6 Networks Named in Nationwide Health Data Exchange EffortFirst Applicants Approved for Participation in HHS' National TEFCA Network
Federal regulators said true health data interoperability is on its way for hundreds of millions of American patients now that six tech providers have committed to a rigorous set of trust and security criteria for swapping patient information.
The six organizations, including electronic health record maker Epic, pledged by year-end to meet the framework for interoperability laid out in the Trusted Exchange Framework and Common Agreement. An organization designated by the Department of Health and Human Services is known as a Qualified Health Information Network - and should be able to transmit and receive patient data regardless of the underlying EHR provider.
That kind of true interoperability across organizational and proprietary lines, which is all too often illusory today, motivated the federal government's strong regulatory push for clinics to adopt electronic medical records, an effort that is now in its second decade.

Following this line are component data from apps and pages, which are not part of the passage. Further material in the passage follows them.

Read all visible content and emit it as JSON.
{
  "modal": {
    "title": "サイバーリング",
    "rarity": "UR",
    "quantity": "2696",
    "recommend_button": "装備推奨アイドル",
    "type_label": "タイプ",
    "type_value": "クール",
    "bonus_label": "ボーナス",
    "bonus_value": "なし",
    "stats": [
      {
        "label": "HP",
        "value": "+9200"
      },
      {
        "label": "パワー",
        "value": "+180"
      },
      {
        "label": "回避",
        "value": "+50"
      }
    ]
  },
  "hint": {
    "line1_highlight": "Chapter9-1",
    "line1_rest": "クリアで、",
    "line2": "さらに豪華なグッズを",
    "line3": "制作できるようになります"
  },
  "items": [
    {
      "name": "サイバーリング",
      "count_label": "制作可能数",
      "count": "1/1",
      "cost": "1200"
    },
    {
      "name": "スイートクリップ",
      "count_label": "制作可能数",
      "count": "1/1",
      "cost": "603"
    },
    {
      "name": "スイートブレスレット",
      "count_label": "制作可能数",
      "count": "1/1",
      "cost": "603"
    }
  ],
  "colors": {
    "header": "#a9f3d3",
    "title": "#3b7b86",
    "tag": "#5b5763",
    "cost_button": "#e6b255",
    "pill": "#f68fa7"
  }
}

"At some point, it's going to click that something is changed," HHS Secretary Xavier Becerra said during a Monday event celebrating the announcement. Patients will see that specialists instantly got the information that was needed to keep them alive."
The prospective QHINs - CommonWell Health Alliance, eHealth Exchange, Epic TEFCA Interoperability Services, Health Gorilla, Kno2 and KONZA - have each committed to go live by year-end, meaning that they agree to complete preproduction conformance testing by December. They will then proceed into productions phases and become officially designated QHINs.
Each of the six named QHIN organizations already facilitates health information exchange among its own members. Collectively as a group, the networks cover most U.S. hospitals and tens of thousands of healthcare providers, said HHS leaders during the Monday event.
TEFCA is the Department of Health and Human Services' infrastructure model and governing approach for advancing nationwide, secure, interoperable health information exchange. HHS last year issued its detailed requirements and guidelines for organizations voluntarily seeking to participate in TEFCA (see: HHS Issues Trusted Health Data Exchange Governance Framework).
"It's a game changer," said Becerra during the event. The concept of nationwide secure health data exchange has been nearly decades in the making. The effort gained steam about six years ago under the 21st Century Cures Act, which called for the development of a "trusted exchange framework, including a common agreement among health information networks nationally."
The ultimate aims are for TEFCA to help advance clinical care and communication, reduce medical errors and administrative inefficiencies and ease patients' access to their health data, he says.
The broader vision for TEFCA includes simplifying public health reporting across the country and enabling U.S. Department of Veterans Affairs healthcare providers to exchange patient records more easily with private sector healthcare facilities.
TEFCA also aims to enable patients to more easily and securely access their own health information.
Any technology vendor seeking to connect to the TEFCA network - such as developers providing consumer health apps - must comply with the HIPAA privacy and security rules, even if the vendor is not a HIPAA-covered entity or business associate, says Micky Tripathi, HHS' national coordinator for health IT. He says that should pave the way for more patient health data sharing with mobile apps.
Many healthcare providers "feel discomfort" in sending patient information to consumer mobile apps, Tripathi says. Consumer apps connecting to TEFCA are bound by contract to comply with HIPAA's privacy and security requirements.
ONC expects that additional organizations will submit applications to become QHINs in the coming months as the network moves toward full production.